Entries supplied: Begin
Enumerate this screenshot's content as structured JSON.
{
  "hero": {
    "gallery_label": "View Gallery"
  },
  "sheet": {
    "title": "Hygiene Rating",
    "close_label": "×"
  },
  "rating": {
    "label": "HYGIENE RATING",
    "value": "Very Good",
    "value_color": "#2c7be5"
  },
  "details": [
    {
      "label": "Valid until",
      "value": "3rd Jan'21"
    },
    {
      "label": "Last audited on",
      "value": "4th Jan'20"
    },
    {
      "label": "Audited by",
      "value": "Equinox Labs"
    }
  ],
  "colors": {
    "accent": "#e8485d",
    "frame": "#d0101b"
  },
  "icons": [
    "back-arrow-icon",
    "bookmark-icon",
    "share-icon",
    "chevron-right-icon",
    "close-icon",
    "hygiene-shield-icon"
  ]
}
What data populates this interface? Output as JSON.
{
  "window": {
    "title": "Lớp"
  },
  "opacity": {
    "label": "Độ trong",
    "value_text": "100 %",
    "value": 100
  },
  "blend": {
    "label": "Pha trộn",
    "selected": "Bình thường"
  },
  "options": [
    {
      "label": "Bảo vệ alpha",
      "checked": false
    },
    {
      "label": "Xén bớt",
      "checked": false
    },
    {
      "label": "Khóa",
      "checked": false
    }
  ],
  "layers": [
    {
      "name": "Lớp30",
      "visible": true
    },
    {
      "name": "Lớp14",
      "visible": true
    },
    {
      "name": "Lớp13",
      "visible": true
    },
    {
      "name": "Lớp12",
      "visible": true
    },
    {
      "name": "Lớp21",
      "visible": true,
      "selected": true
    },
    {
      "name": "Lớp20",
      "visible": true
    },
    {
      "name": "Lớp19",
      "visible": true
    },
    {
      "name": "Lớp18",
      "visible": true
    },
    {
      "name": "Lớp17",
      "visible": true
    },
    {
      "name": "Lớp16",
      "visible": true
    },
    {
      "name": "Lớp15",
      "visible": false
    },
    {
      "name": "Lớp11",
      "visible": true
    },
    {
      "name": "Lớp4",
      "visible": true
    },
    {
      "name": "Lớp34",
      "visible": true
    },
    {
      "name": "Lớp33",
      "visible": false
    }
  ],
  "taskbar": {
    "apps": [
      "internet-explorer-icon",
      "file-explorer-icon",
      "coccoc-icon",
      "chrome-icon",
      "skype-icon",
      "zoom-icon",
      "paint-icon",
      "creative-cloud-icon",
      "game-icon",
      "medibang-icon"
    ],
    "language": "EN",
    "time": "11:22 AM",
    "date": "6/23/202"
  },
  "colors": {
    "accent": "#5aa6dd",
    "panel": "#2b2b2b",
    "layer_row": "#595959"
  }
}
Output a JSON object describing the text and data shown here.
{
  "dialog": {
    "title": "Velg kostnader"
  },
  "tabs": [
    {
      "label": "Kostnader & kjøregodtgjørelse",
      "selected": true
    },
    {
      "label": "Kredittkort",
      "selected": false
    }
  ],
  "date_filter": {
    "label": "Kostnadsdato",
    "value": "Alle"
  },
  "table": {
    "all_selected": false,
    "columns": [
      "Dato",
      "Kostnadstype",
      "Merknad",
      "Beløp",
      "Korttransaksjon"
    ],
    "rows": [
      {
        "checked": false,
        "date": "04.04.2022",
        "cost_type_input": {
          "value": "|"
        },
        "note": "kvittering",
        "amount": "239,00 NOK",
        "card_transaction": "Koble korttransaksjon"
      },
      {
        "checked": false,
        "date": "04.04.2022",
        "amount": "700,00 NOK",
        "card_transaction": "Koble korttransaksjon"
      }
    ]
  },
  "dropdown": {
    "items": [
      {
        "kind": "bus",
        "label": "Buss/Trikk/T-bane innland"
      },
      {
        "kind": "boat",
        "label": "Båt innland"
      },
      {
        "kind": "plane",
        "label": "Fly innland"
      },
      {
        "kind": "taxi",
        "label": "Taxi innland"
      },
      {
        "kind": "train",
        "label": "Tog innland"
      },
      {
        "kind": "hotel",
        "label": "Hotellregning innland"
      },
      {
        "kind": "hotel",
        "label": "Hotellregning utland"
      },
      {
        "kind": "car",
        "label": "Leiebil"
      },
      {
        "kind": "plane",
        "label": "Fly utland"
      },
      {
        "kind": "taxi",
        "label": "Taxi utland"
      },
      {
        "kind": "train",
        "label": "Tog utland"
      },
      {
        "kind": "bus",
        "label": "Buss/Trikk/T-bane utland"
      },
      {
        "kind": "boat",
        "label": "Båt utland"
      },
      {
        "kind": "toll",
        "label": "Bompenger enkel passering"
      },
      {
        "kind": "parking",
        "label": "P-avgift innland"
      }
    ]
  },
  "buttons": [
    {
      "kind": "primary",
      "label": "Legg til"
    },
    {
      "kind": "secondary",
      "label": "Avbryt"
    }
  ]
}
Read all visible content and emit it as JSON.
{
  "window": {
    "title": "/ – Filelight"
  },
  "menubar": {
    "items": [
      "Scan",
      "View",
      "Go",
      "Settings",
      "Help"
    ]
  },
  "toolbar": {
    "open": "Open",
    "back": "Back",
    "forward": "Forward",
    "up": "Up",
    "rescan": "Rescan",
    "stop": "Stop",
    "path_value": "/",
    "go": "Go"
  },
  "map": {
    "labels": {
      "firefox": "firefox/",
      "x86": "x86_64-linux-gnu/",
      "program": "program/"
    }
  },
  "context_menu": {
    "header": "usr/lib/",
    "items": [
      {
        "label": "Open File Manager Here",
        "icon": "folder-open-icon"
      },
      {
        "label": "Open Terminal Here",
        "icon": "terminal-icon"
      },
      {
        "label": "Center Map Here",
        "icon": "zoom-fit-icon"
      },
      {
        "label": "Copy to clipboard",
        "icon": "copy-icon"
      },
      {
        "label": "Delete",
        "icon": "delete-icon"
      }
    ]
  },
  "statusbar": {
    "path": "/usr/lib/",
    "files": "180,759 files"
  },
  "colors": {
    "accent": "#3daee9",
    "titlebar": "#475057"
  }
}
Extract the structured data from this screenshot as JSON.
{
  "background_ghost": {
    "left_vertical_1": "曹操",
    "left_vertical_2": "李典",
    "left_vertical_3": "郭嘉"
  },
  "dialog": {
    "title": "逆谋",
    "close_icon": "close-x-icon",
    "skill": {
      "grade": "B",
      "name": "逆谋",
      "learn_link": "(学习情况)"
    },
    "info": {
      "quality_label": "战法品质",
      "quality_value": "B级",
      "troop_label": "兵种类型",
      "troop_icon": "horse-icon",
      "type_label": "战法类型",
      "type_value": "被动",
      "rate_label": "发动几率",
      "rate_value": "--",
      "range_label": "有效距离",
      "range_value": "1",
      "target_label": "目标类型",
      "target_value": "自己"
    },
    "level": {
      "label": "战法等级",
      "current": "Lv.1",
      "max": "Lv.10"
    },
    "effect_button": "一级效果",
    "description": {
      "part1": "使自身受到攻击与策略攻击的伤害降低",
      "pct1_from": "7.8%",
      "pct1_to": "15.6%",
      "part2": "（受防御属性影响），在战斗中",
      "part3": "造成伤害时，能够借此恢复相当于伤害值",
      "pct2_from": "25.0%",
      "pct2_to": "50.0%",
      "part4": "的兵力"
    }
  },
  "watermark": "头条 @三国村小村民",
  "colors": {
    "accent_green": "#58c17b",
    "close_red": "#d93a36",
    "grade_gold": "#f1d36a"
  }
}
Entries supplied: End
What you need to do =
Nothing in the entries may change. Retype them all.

Solution to this exercise =
Enumerate this screenshot's content as structured JSON.
{
  "hero": {
    "gallery_label": "View Gallery"
  },
  "sheet": {
    "title": "Hygiene Rating",
    "close_label": "×"
  },
  "rating": {
    "label": "HYGIENE RATING",
    "value": "Very Good",
    "value_color": "#2c7be5"
  },
  "details": [
    {
      "label": "Valid until",
      "value": "3rd Jan'21"
    },
    {
      "label": "Last audited on",
      "value": "4th Jan'20"
    },
    {
      "label": "Audited by",
      "value": "Equinox Labs"
    }
  ],
  "colors": {
    "accent": "#e8485d",
    "frame": "#d0101b"
  },
  "icons": [
    "back-arrow-icon",
    "bookmark-icon",
    "share-icon",
    "chevron-right-icon",
    "close-icon",
    "hygiene-shield-icon"
  ]
}
What data populates this interface? Output as JSON.
{
  "window": {
    "title": "Lớp"
  },
  "opacity": {
    "label": "Độ trong",
    "value_text": "100 %",
    "value": 100
  },
  "blend": {
    "label": "Pha trộn",
    "selected": "Bình thường"
  },
  "options": [
    {
      "label": "Bảo vệ alpha",
      "checked": false
    },
    {
      "label": "Xén bớt",
      "checked": false
    },
    {
      "label": "Khóa",
      "checked": false
    }
  ],
  "layers": [
    {
      "name": "Lớp30",
      "visible": true
    },
    {
      "name": "Lớp14",
      "visible": true
    },
    {
      "name": "Lớp13",
      "visible": true
    },
    {
      "name": "Lớp12",
      "visible": true
    },
    {
      "name": "Lớp21",
      "visible": true,
      "selected": true
    },
    {
      "name": "Lớp20",
      "visible": true
    },
    {
      "name": "Lớp19",
      "visible": true
    },
    {
      "name": "Lớp18",
      "visible": true
    },
    {
      "name": "Lớp17",
      "visible": true
    },
    {
      "name": "Lớp16",
      "visible": true
    },
    {
      "name": "Lớp15",
      "visible": false
    },
    {
      "name": "Lớp11",
      "visible": true
    },
    {
      "name": "Lớp4",
      "visible": true
    },
    {
      "name": "Lớp34",
      "visible": true
    },
    {
      "name": "Lớp33",
      "visible": false
    }
  ],
  "taskbar": {
    "apps": [
      "internet-explorer-icon",
      "file-explorer-icon",
      "coccoc-icon",
      "chrome-icon",
      "skype-icon",
      "zoom-icon",
      "paint-icon",
      "creative-cloud-icon",
      "game-icon",
      "medibang-icon"
    ],
    "language": "EN",
    "time": "11:22 AM",
    "date": "6/23/202"
  },
  "colors": {
    "accent": "#5aa6dd",
    "panel": "#2b2b2b",
    "layer_row": "#595959"
  }
}
Output a JSON object describing the text and data shown here.
{
  "dialog": {
    "title": "Velg kostnader"
  },
  "tabs": [
    {
      "label": "Kostnader & kjøregodtgjørelse",
      "selected": true
    },
    {
      "label": "Kredittkort",
      "selected": false
    }
  ],
  "date_filter": {
    "label": "Kostnadsdato",
    "value": "Alle"
  },
  "table": {
    "all_selected": false,
    "columns": [
      "Dato",
      "Kostnadstype",
      "Merknad",
      "Beløp",
      "Korttransaksjon"
    ],
    "rows": [
      {
        "checked": false,
        "date": "04.04.2022",
        "cost_type_input": {
          "value": "|"
        },
        "note": "kvittering",
        "amount": "239,00 NOK",
        "card_transaction": "Koble korttransaksjon"
      },
      {
        "checked": false,
        "date": "04.04.2022",
        "amount": "700,00 NOK",
        "card_transaction": "Koble korttransaksjon"
      }
    ]
  },
  "dropdown": {
    "items": [
      {
        "kind": "bus",
        "label": "Buss/Trikk/T-bane innland"
      },
      {
        "kind": "boat",
        "label": "Båt innland"
      },
      {
        "kind": "plane",
        "label": "Fly innland"
      },
      {
        "kind": "taxi",
        "label": "Taxi innland"
      },
      {
        "kind": "train",
        "label": "Tog innland"
      },
      {
        "kind": "hotel",
        "label": "Hotellregning innland"
      },
      {
        "kind": "hotel",
        "label": "Hotellregning utland"
      },
      {
        "kind": "car",
        "label": "Leiebil"
      },
      {
        "kind": "plane",
        "label": "Fly utland"
      },
      {
        "kind": "taxi",
        "label": "Taxi utland"
      },
      {
        "kind": "train",
        "label": "Tog utland"
      },
      {
        "kind": "bus",
        "label": "Buss/Trikk/T-bane utland"
      },
      {
        "kind": "boat",
        "label": "Båt utland"
      },
      {
        "kind": "toll",
        "label": "Bompenger enkel passering"
      },
      {
        "kind": "parking",
        "label": "P-avgift innland"
      }
    ]
  },
  "buttons": [
    {
      "kind": "primary",
      "label": "Legg til"
    },
    {
      "kind": "secondary",
      "label": "Avbryt"
    }
  ]
}
Read all visible content and emit it as JSON.
{
  "window": {
    "title": "/ – Filelight"
  },
  "menubar": {
    "items": [
      "Scan",
      "View",
      "Go",
      "Settings",
      "Help"
    ]
  },
  "toolbar": {
    "open": "Open",
    "back": "Back",
    "forward": "Forward",
    "up": "Up",
    "rescan": "Rescan",
    "stop": "Stop",
    "path_value": "/",
    "go": "Go"
  },
  "map": {
    "labels": {
      "firefox": "firefox/",
      "x86": "x86_64-linux-gnu/",
      "program": "program/"
    }
  },
  "context_menu": {
    "header": "usr/lib/",
    "items": [
      {
        "label": "Open File Manager Here",
        "icon": "folder-open-icon"
      },
      {
        "label": "Open Terminal Here",
        "icon": "terminal-icon"
      },
      {
        "label": "Center Map Here",
        "icon": "zoom-fit-icon"
      },
      {
        "label": "Copy to clipboard",
        "icon": "copy-icon"
      },
      {
        "label": "Delete",
        "icon": "delete-icon"
      }
    ]
  },
  "statusbar": {
    "path": "/usr/lib/",
    "files": "180,759 files"
  },
  "colors": {
    "accent": "#3daee9",
    "titlebar": "#475057"
  }
}
Extract the structured data from this screenshot as JSON.
{
  "background_ghost": {
    "left_vertical_1": "曹操",
    "left_vertical_2": "李典",
    "left_vertical_3": "郭嘉"
  },
  "dialog": {
    "title": "逆谋",
    "close_icon": "close-x-icon",
    "skill": {
      "grade": "B",
      "name": "逆谋",
      "learn_link": "(学习情况)"
    },
    "info": {
      "quality_label": "战法品质",
      "quality_value": "B级",
      "troop_label": "兵种类型",
      "troop_icon": "horse-icon",
      "type_label": "战法类型",
      "type_value": "被动",
      "rate_label": "发动几率",
      "rate_value": "--",
      "range_label": "有效距离",
      "range_value": "1",
      "target_label": "目标类型",
      "target_value": "自己"
    },
    "level": {
      "label": "战法等级",
      "current": "Lv.1",
      "max": "Lv.10"
    },
    "effect_button": "一级效果",
    "description": {
      "part1": "使自身受到攻击与策略攻击的伤害降低",
      "pct1_from": "7.8%",
      "pct1_to": "15.6%",
      "part2": "（受防御属性影响），在战斗中",
      "part3": "造成伤害时，能够借此恢复相当于伤害值",
      "pct2_from": "25.0%",
      "pct2_to": "50.0%",
      "part4": "的兵力"
    }
  },
  "watermark": "头条 @三国村小村民",
  "colors": {
    "accent_green": "#58c17b",
    "close_red": "#d93a36",
    "grade_gold": "#f1d36a"
  }
}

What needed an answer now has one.